We looked in a beautiful old church, and were very impressed with how quiet and respectful our crazy kids stayed. One thing we had discovered the day before and was proven again on this day, was that barely anywhere in this part of Germany (including our hotel) has air conditioning. I guess it’s just not hot enough most of the year to justify it. So, after a little wandering, we ended up back in the beautiful old square we had started in and sat at a shaded table outside a very authentic looking German restaurant.

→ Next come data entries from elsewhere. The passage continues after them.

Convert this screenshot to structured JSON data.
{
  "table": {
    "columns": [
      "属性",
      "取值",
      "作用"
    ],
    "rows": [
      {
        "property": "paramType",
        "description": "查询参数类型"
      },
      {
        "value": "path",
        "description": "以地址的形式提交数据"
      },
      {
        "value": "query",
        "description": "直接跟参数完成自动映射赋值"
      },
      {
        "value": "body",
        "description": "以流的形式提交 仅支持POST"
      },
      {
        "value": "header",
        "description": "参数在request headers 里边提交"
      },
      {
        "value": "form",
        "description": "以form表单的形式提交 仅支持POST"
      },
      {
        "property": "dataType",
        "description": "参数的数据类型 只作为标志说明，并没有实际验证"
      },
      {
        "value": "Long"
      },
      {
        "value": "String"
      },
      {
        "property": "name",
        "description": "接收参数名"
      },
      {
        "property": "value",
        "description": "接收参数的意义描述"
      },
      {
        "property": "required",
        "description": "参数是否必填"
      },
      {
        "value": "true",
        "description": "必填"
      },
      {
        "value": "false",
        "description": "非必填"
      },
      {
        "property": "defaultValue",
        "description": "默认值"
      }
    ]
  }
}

Fortunately the menu was in both German and English. I learnt German for a few years in high school, but I only remember very basic words and unless I need to count something or give directions to the theatre, I’m in trouble. We ordered a selection of the most German sounding meals and shared them all between us. Korey’s favourite was the frankfurts and unfortunately he liked little else. The girls and I ate heaps. Elyssa’s favourite was the potato salad. Peter, who would normally eat everything until the plates were clean, didn’t eat too much as he was still feeling pretty lousy. Between us all though, we ate nearly everything, only leaving the mounds of sauerkraut that we couldn’t quite convince our taste buds to enjoy.
Straight after our lunch we caught the trains back to the airport where Peter left the kids and I, and went to collect our luggage. Frankfurt airport is pretty massive and of course I managed to get lost. After a lot of backtracking, probably walking several kilometres, I found our way to the McDonalds play area where there was enough time for the kids to play for about thirty seconds before Peter met us and we made our way to the bus terminal just in time to catch our bus to Frankfurt Hahn, another airport about 100km away. The reason for this was that after we purchased our tickets to Frankfurt from Kuala Lumpur we needed to book another flight from Frankfurt to London. Peter found some cheap tickets on a budget airline and booked them straight away. It wasn’t until we received our booking confirmation that we discovered there are two airports in Frankfurt and we were arriving in one and departing from another. Another lesson learnt, check your airports when booking, not just the city!
The bus ride was fun. The scenery was awesome and Korey was amazed by the hundreds of huge windmills we passed along the way. We arrived at the little airport with hours to spare (we weren’t taking any chances whatsoever). We all got a happy meal from McDonalds, much to the amusement of the staff who I’m guessing either don’t see a lot of big rowdy families or don’t get many adults ordering happy meals…….either way they knew we didn’t speak German and had no qualms laughing and saying whatever it was they were saying to each other about us. We actually found them laughing at us just as entertaining!
After what felt like 4 days, we finally boarded our plane at around 10:30pm, about 4 hours after we arrived, and within minutes all 5 kids were asleep. The flight took just under an hour and with the time difference we landed at about 11pm, the same time we took off. We were all absolutely exhausted so when we entered ‘the customs queue from hell’ to enter the UK, we were all about ready to cry………(note to self: leaving at night is good, arriving at night with tired and emotional kids is bad!). Despite our fatigue though, we were super excited to be there. The three youngest were sound asleep in the pram and carrier and the big kids were literally falling asleep standing up as we shuffled excruciatingly slowly forward in the queue for over an hour waiting to enter the UK.